··· Given entries

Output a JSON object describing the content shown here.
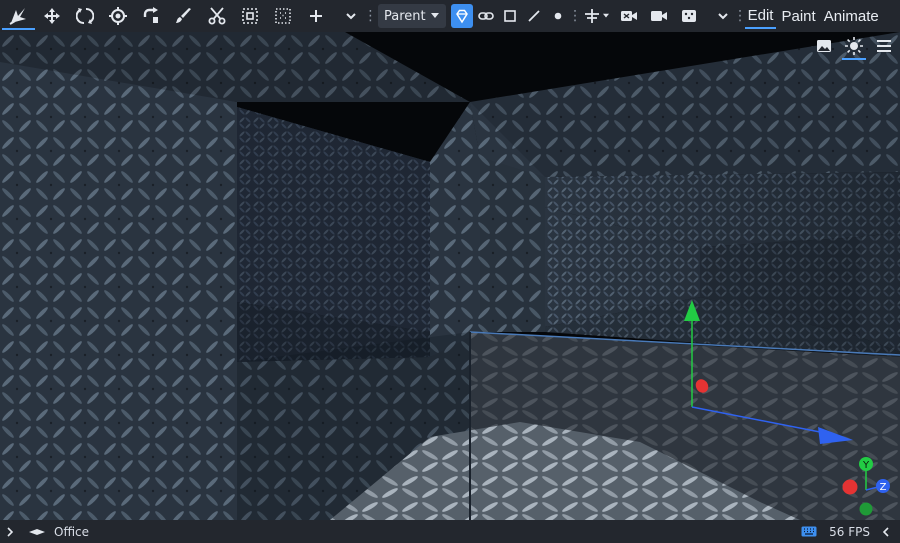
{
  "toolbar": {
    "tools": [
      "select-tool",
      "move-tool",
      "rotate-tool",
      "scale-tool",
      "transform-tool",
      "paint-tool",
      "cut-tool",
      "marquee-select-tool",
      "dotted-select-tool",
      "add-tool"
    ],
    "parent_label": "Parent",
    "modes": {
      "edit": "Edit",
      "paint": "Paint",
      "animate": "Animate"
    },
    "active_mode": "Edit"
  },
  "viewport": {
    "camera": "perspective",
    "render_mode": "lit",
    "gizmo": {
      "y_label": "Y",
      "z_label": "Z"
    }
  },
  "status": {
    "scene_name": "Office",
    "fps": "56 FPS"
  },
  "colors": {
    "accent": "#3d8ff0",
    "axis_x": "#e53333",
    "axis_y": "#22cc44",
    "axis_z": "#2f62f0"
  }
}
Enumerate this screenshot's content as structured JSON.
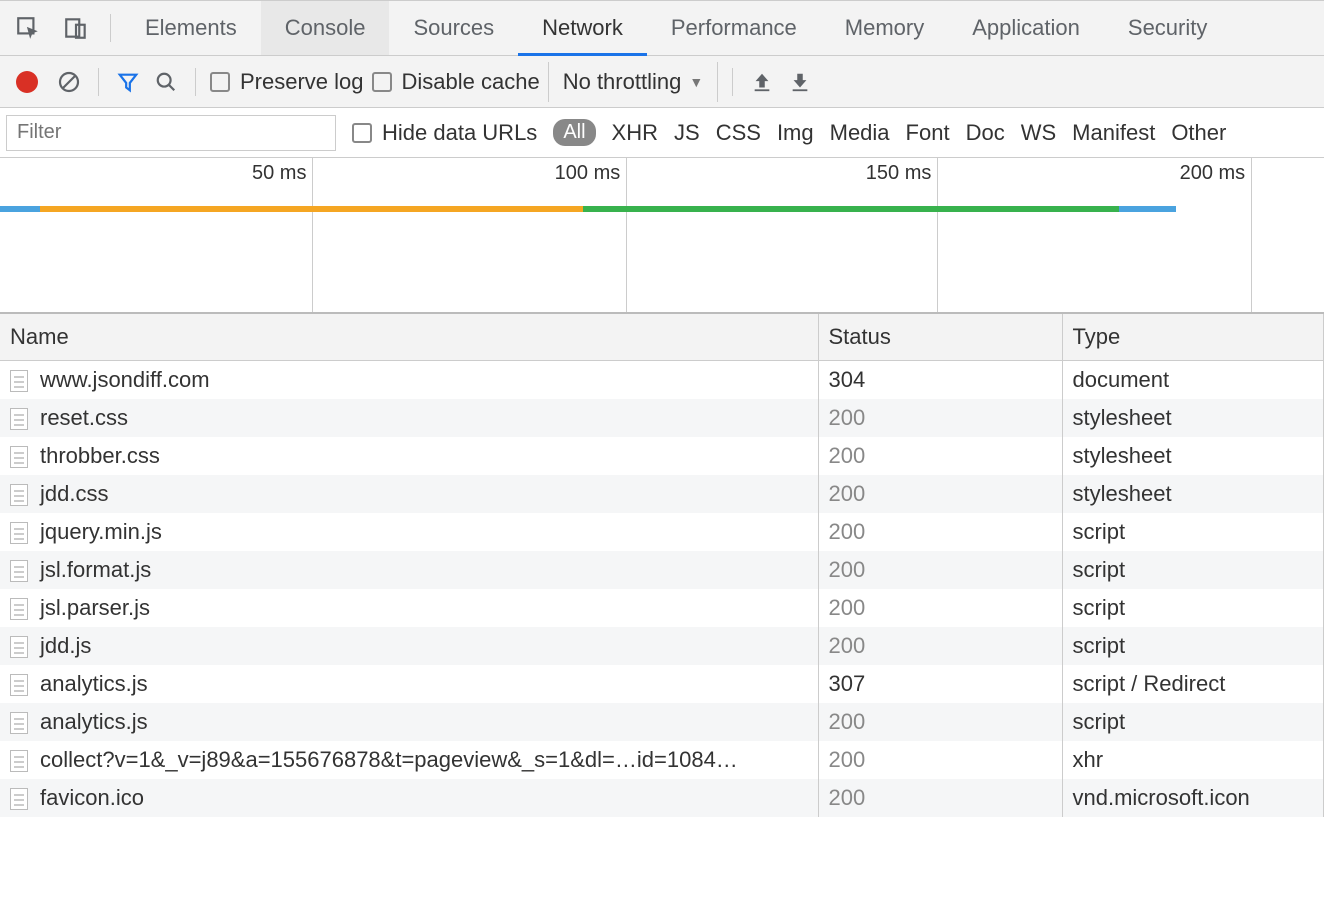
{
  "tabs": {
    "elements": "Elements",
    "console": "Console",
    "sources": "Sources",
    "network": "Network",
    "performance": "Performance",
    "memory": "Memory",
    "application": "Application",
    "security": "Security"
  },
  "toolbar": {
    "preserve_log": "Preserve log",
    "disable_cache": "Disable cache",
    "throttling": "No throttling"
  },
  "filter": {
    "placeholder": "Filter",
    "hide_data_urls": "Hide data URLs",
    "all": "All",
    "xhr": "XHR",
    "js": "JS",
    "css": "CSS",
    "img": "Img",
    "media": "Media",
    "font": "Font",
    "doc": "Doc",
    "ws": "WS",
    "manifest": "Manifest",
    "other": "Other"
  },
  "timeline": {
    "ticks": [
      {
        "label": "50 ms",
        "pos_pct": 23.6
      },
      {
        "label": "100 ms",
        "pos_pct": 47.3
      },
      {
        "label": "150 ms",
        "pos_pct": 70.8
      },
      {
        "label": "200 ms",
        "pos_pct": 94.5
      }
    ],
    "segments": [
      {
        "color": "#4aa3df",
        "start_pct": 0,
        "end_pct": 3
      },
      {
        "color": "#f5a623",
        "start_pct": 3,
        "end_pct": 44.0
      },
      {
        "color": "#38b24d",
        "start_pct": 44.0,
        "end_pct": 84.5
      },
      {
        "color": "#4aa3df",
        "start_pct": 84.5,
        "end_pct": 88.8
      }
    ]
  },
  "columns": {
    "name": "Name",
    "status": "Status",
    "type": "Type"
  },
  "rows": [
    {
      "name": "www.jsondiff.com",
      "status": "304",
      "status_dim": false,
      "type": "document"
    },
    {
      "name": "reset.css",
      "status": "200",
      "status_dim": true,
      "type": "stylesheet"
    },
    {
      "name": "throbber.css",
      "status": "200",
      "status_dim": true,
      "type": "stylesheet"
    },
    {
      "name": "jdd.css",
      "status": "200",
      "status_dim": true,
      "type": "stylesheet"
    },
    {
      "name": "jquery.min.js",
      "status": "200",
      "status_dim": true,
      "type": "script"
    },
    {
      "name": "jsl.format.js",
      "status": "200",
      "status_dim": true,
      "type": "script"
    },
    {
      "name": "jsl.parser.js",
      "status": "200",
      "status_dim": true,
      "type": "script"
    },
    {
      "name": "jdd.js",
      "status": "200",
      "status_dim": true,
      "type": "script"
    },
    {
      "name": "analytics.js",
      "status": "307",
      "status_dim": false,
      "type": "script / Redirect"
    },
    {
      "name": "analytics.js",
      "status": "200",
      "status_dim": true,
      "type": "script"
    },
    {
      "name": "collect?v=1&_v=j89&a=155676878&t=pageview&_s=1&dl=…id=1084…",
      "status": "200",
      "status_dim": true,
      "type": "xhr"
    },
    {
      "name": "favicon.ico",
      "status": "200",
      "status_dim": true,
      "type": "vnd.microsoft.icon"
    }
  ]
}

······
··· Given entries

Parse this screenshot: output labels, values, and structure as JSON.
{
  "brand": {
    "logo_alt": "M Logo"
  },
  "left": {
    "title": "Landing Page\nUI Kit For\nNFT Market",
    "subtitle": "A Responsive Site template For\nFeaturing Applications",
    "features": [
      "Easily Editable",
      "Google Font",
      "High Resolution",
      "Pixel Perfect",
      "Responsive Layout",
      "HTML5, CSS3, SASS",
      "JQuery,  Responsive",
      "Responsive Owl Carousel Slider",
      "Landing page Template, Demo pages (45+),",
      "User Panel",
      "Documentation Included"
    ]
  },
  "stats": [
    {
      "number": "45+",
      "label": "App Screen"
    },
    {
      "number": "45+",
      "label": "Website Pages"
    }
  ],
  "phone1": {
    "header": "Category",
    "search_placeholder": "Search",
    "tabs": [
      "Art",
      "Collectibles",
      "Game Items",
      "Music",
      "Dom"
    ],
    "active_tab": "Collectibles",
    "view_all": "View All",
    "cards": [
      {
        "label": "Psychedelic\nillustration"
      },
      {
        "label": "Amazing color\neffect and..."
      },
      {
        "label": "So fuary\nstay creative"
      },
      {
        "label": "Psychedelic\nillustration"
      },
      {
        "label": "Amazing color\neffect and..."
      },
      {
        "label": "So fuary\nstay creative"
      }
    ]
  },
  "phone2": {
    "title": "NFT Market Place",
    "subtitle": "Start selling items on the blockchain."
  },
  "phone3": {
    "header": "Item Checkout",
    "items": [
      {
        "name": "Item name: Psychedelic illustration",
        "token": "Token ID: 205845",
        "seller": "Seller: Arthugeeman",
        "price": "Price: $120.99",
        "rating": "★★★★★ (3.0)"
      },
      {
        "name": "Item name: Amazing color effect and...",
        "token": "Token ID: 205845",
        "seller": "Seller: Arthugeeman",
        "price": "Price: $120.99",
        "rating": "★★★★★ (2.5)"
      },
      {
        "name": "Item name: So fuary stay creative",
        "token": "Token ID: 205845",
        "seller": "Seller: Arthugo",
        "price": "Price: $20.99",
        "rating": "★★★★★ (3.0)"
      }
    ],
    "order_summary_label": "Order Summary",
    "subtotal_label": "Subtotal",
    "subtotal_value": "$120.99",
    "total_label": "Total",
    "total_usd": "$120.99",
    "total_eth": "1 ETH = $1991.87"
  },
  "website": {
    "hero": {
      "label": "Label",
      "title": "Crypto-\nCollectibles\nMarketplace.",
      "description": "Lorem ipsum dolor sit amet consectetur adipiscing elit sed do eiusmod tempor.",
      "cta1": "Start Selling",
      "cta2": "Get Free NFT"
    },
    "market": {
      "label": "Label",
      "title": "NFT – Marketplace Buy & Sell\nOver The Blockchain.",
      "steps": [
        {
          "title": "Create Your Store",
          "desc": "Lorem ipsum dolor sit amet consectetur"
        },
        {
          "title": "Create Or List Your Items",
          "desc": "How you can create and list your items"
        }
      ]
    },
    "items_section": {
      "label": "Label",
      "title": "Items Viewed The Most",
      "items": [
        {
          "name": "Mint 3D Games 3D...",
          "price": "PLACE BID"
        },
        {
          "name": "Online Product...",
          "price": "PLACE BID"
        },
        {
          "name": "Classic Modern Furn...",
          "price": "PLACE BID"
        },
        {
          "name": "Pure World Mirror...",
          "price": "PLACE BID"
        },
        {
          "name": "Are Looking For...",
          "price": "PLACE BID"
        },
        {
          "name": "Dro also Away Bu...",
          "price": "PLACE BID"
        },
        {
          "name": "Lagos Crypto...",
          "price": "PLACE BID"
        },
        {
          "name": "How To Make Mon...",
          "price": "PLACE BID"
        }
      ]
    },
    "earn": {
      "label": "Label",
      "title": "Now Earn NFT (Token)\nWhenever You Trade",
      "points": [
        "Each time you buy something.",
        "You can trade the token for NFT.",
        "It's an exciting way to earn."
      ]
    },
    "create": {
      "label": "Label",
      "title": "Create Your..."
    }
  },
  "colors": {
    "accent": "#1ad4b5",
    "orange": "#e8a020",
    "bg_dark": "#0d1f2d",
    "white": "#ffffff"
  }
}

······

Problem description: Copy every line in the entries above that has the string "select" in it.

Written solution:
      "select-tool",
      "marquee-select-tool",
      "dotted-select-tool",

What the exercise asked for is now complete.